*EXERCISE DETAILS*
Without changing anything, output the records below.

------------------------------------------------------------------------

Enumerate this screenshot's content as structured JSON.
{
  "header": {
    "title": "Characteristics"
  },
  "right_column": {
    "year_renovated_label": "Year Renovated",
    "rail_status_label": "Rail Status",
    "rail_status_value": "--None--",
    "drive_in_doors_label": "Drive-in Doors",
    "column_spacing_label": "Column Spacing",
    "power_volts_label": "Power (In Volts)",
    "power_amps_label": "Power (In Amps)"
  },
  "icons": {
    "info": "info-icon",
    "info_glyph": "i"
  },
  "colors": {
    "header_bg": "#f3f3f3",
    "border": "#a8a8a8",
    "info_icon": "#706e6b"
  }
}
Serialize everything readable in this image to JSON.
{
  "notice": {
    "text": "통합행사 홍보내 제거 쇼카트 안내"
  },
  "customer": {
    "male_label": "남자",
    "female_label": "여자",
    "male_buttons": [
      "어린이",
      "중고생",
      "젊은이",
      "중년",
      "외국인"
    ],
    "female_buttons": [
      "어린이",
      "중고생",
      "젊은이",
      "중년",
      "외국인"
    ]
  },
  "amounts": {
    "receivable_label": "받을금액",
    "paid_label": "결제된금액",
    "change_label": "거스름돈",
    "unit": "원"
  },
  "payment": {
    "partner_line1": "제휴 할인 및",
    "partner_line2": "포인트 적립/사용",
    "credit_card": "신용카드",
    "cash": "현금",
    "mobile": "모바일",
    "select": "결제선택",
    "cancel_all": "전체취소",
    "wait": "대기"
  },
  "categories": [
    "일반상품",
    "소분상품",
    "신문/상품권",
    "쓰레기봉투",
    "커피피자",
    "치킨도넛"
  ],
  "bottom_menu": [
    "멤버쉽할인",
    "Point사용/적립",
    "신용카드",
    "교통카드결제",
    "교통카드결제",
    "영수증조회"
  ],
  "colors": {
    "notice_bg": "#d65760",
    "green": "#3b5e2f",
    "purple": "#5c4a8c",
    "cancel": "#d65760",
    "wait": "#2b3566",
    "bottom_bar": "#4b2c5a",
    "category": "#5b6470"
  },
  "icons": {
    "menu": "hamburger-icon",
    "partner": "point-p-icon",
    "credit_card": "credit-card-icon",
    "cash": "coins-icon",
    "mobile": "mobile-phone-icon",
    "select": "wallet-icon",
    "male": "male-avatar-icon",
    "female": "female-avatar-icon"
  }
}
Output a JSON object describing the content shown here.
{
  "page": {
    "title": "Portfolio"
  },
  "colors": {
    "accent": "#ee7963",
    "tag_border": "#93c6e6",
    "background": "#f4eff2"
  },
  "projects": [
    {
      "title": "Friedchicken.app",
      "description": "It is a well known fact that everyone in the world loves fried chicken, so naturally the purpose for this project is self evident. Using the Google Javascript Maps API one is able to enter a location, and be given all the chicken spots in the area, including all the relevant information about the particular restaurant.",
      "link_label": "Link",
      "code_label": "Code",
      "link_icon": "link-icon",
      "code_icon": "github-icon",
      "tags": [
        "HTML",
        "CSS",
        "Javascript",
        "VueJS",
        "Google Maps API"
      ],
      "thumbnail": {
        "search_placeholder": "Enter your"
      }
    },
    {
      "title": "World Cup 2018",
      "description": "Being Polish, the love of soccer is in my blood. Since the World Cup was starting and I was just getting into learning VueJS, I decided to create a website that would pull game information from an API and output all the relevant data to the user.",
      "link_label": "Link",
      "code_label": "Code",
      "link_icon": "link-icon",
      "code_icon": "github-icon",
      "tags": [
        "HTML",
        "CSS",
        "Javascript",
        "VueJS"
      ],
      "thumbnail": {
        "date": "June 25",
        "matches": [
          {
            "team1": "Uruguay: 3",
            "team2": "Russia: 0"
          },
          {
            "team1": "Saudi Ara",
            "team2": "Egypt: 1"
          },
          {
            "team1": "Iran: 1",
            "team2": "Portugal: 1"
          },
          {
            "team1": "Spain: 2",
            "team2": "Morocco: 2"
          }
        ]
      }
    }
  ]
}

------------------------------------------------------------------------

*WORKED SOLUTION*
Enumerate this screenshot's content as structured JSON.
{
  "header": {
    "title": "Characteristics"
  },
  "right_column": {
    "year_renovated_label": "Year Renovated",
    "rail_status_label": "Rail Status",
    "rail_status_value": "--None--",
    "drive_in_doors_label": "Drive-in Doors",
    "column_spacing_label": "Column Spacing",
    "power_volts_label": "Power (In Volts)",
    "power_amps_label": "Power (In Amps)"
  },
  "icons": {
    "info": "info-icon",
    "info_glyph": "i"
  },
  "colors": {
    "header_bg": "#f3f3f3",
    "border": "#a8a8a8",
    "info_icon": "#706e6b"
  }
}
Serialize everything readable in this image to JSON.
{
  "notice": {
    "text": "통합행사 홍보내 제거 쇼카트 안내"
  },
  "customer": {
    "male_label": "남자",
    "female_label": "여자",
    "male_buttons": [
      "어린이",
      "중고생",
      "젊은이",
      "중년",
      "외국인"
    ],
    "female_buttons": [
      "어린이",
      "중고생",
      "젊은이",
      "중년",
      "외국인"
    ]
  },
  "amounts": {
    "receivable_label": "받을금액",
    "paid_label": "결제된금액",
    "change_label": "거스름돈",
    "unit": "원"
  },
  "payment": {
    "partner_line1": "제휴 할인 및",
    "partner_line2": "포인트 적립/사용",
    "credit_card": "신용카드",
    "cash": "현금",
    "mobile": "모바일",
    "select": "결제선택",
    "cancel_all": "전체취소",
    "wait": "대기"
  },
  "categories": [
    "일반상품",
    "소분상품",
    "신문/상품권",
    "쓰레기봉투",
    "커피피자",
    "치킨도넛"
  ],
  "bottom_menu": [
    "멤버쉽할인",
    "Point사용/적립",
    "신용카드",
    "교통카드결제",
    "교통카드결제",
    "영수증조회"
  ],
  "colors": {
    "notice_bg": "#d65760",
    "green": "#3b5e2f",
    "purple": "#5c4a8c",
    "cancel": "#d65760",
    "wait": "#2b3566",
    "bottom_bar": "#4b2c5a",
    "category": "#5b6470"
  },
  "icons": {
    "menu": "hamburger-icon",
    "partner": "point-p-icon",
    "credit_card": "credit-card-icon",
    "cash": "coins-icon",
    "mobile": "mobile-phone-icon",
    "select": "wallet-icon",
    "male": "male-avatar-icon",
    "female": "female-avatar-icon"
  }
}
Output a JSON object describing the content shown here.
{
  "page": {
    "title": "Portfolio"
  },
  "colors": {
    "accent": "#ee7963",
    "tag_border": "#93c6e6",
    "background": "#f4eff2"
  },
  "projects": [
    {
      "title": "Friedchicken.app",
      "description": "It is a well known fact that everyone in the world loves fried chicken, so naturally the purpose for this project is self evident. Using the Google Javascript Maps API one is able to enter a location, and be given all the chicken spots in the area, including all the relevant information about the particular restaurant.",
      "link_label": "Link",
      "code_label": "Code",
      "link_icon": "link-icon",
      "code_icon": "github-icon",
      "tags": [
        "HTML",
        "CSS",
        "Javascript",
        "VueJS",
        "Google Maps API"
      ],
      "thumbnail": {
        "search_placeholder": "Enter your"
      }
    },
    {
      "title": "World Cup 2018",
      "description": "Being Polish, the love of soccer is in my blood. Since the World Cup was starting and I was just getting into learning VueJS, I decided to create a website that would pull game information from an API and output all the relevant data to the user.",
      "link_label": "Link",
      "code_label": "Code",
      "link_icon": "link-icon",
      "code_icon": "github-icon",
      "tags": [
        "HTML",
        "CSS",
        "Javascript",
        "VueJS"
      ],
      "thumbnail": {
        "date": "June 25",
        "matches": [
          {
            "team1": "Uruguay: 3",
            "team2": "Russia: 0"
          },
          {
            "team1": "Saudi Ara",
            "team2": "Egypt: 1"
          },
          {
            "team1": "Iran: 1",
            "team2": "Portugal: 1"
          },
          {
            "team1": "Spain: 2",
            "team2": "Morocco: 2"
          }
        ]
      }
    }
  ]
}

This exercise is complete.